This course approaches the Western history of race and racial classification (1600-1800) with a focus on visual and material culture, natural history, and science that connected the Atlantic and Pacific worlds. “Racial” refers to the nascent capitalist modes of acquisition that transformed European understandings of slavery, blackness, white supremacy, and human rights. Across the long eighteenth century, new knowledges about human diversity and species distinctions emerged alongside intensifications of global trade with Asia. The course will include case studies of chinoiserie textiles, portraits of consuming individuals, natural history prints and maps, Chinese export porcelain and furnishings, and “blackamoor” sculpture. Objects of visual and material culture will be studied alongside readings on regional and world histories that asserted universal freedoms as well as hierarchies of human, animal, and plant-kind.
Keeping in mind that the idea of race continues to be a distributed phenomenon—across color, gender, class, religion, speech, culture—we will explore changing vocabularies of difference, particularly concerning skin color, across a range of texts and images. Knowledge often does not take written or literary form, and for this reason, we will study examples of visual and material culture as well as forms of technology that were critical to defining human varieties, to use the eighteenth-century term. Although we will be reading texts in English, some in translation, we will also account for European and non-European knowledge traditions—vernacular, indigenous— that informed scientific and imaginative writings about the globe.

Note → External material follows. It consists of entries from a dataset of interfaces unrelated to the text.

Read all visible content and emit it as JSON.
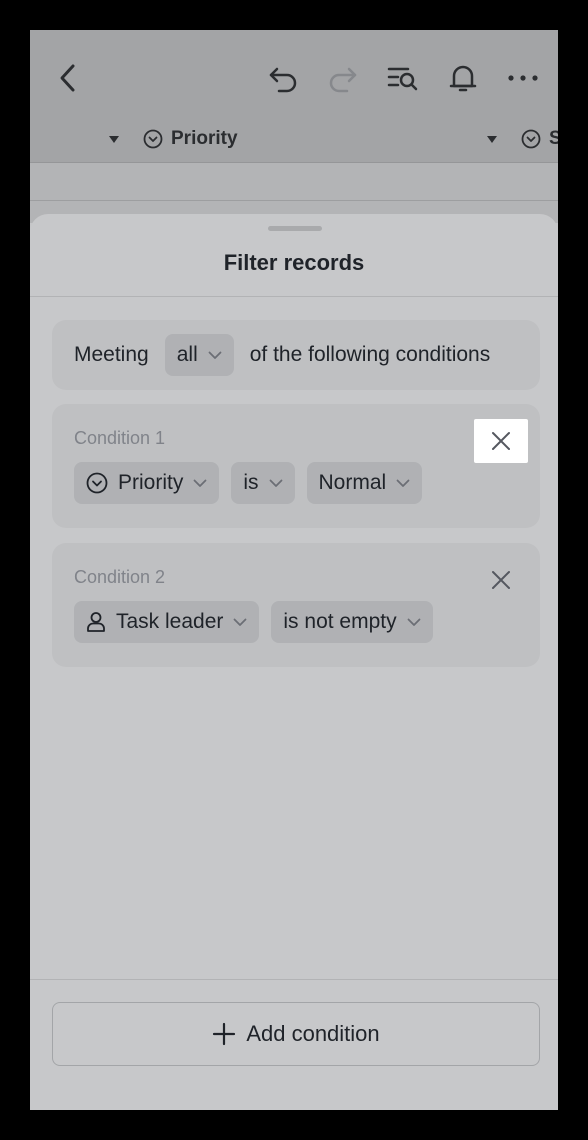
{
  "background": {
    "column_header": {
      "field_label": "Priority",
      "next_field_label": "S"
    }
  },
  "sheet": {
    "title": "Filter records",
    "match": {
      "prefix": "Meeting",
      "mode": "all",
      "suffix": "of the following conditions"
    },
    "conditions": [
      {
        "title": "Condition 1",
        "field": "Priority",
        "field_icon": "circle-chevron-icon",
        "operator": "is",
        "value": "Normal"
      },
      {
        "title": "Condition 2",
        "field": "Task leader",
        "field_icon": "person-icon",
        "operator": "is not empty"
      }
    ],
    "add_condition_label": "Add condition"
  },
  "colors": {
    "overlay_dim": "#a3a4a6",
    "sheet_bg": "#c7c8ca",
    "card_bg": "#bfc0c2",
    "pill_bg": "#b0b1b4",
    "highlight": "#ffffff"
  }
}
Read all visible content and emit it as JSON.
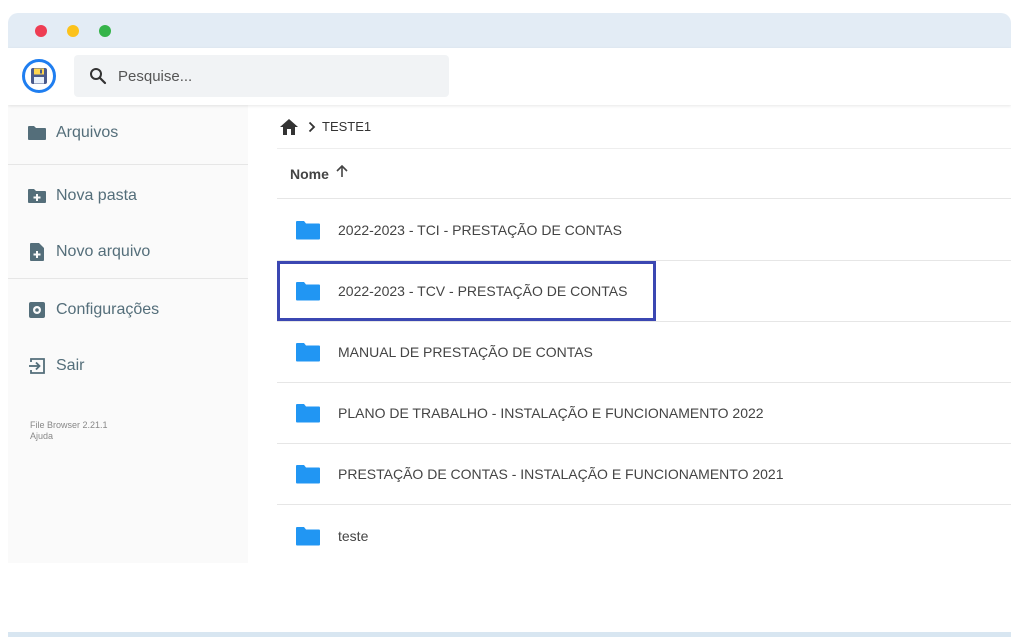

Topics will include cultural and species taxonomies, global circulations of commodities between the East and West Indies, the transatlantic slave trade, the casta system of racial classification in the Americas, religious and scientific explanations of blackness and whiteness, and visual representations of non-European people.